Weather Loaches are great vacuum cleaners, sucking up virtually anything that falls to the bottom of the tank, and spitting out what it doesn't care for. They are particularly fond of fish eggs, so keep that in mind if you are thinking of breeding egg laying fish in the same tank. In the wild their diet consists of insect larvae and small worms. However, they will also readily eat fresh vegetables. Peas are a prized delicacy, but should be skinned before being placed in the tank.
Their ability to adapt their diet has made them a subject of some concern because of the impact they could have on the aquatic insect population should the numbers of weather loaches in the wild increase. As the result of aquarium releases Weather Loaches have been found living wild in California, Florida, Hawaii, Idaho, Illinois, Michigan, and Tennessee. In some cases the releases occured when fishermen used Weather Loaches as bait. Other these releases may have occurred as far back as the 1800's, when they were used as a source of food.
The United States is not the only part of the world where Weather Loaches have been served at the dinner table. They are sold live in open markets throughout Korea, where they are often used to make a very tasty soup. It is said the soup promotes good health.
Females are generally a bit larger and fuller-bodied than males Adult males have enlaged pectoral fins, and may also have swellings behind the dorsal fin, which can be seen when viewed from above.
Breeding is fairly difficult, primarily due to lack of knowledge about their spawning habits. They are a cold water fish, and require several months of cold temperatures to induce spawning.
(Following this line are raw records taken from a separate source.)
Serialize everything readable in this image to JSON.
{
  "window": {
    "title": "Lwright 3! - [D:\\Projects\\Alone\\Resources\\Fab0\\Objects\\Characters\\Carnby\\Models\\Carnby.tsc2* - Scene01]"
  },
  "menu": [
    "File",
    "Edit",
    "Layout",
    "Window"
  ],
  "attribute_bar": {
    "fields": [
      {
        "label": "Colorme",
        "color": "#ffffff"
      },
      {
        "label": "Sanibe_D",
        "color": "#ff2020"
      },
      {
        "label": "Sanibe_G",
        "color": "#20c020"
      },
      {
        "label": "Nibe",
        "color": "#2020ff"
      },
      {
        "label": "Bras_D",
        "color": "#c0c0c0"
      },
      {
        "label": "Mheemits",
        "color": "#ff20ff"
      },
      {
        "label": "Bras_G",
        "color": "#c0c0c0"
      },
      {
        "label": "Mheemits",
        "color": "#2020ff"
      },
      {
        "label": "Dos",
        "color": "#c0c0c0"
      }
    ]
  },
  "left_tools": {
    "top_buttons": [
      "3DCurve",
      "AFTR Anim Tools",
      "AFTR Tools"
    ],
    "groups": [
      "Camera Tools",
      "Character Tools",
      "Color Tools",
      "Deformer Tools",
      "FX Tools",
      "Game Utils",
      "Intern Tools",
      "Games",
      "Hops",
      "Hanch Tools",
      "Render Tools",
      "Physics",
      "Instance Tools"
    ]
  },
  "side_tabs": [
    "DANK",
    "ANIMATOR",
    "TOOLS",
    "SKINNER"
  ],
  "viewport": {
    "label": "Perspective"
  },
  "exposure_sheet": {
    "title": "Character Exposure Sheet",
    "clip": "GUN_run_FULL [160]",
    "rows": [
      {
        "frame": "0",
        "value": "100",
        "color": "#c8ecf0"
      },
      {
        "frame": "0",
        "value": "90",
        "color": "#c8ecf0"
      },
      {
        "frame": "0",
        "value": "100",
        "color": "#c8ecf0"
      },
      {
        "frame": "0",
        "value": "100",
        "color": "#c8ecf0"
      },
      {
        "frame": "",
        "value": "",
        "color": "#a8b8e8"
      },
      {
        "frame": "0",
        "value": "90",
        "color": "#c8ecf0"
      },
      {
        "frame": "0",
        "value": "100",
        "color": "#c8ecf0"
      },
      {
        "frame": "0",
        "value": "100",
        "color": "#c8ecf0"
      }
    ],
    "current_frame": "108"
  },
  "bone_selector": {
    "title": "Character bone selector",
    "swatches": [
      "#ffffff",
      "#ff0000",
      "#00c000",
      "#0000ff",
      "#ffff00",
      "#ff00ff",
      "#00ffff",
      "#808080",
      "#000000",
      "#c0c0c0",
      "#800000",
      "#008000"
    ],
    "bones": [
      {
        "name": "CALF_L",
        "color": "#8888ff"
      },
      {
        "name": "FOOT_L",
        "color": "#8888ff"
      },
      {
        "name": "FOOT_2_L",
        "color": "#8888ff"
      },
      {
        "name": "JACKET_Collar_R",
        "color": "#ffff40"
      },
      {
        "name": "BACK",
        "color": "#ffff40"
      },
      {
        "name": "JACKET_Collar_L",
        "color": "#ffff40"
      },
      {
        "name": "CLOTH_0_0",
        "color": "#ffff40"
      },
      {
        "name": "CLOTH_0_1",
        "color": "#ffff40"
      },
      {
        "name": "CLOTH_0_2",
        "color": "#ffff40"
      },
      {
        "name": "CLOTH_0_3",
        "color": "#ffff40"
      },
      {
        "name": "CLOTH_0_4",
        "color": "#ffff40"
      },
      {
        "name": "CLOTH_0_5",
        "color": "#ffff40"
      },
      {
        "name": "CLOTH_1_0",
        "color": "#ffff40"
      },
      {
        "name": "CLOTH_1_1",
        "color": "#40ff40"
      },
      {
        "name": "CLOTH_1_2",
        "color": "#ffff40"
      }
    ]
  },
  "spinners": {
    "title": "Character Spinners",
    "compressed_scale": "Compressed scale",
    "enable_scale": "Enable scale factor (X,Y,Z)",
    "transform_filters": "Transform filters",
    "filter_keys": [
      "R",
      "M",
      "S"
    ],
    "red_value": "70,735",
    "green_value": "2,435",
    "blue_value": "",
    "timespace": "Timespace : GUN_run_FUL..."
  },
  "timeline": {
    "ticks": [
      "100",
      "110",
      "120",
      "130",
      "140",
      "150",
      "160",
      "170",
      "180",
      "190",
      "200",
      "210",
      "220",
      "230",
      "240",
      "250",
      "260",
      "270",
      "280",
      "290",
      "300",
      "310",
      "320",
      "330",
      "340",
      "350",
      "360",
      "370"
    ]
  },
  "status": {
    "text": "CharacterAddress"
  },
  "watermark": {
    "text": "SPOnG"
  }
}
Spawning occurs in the spring to early summer, before water temperatures become too warm.
They may be sexed based on the pectoral fins, which are larger in males than in females. Spawning follows a courtship ritual that includes sinuous movements back and forth by the breeding pair, sometimes lasting for a period of several hours. The fertilized eggs hatch in approximately three days. For the first week the fry feed on infusoria, after which they may be fed freshly hatched brine shrimp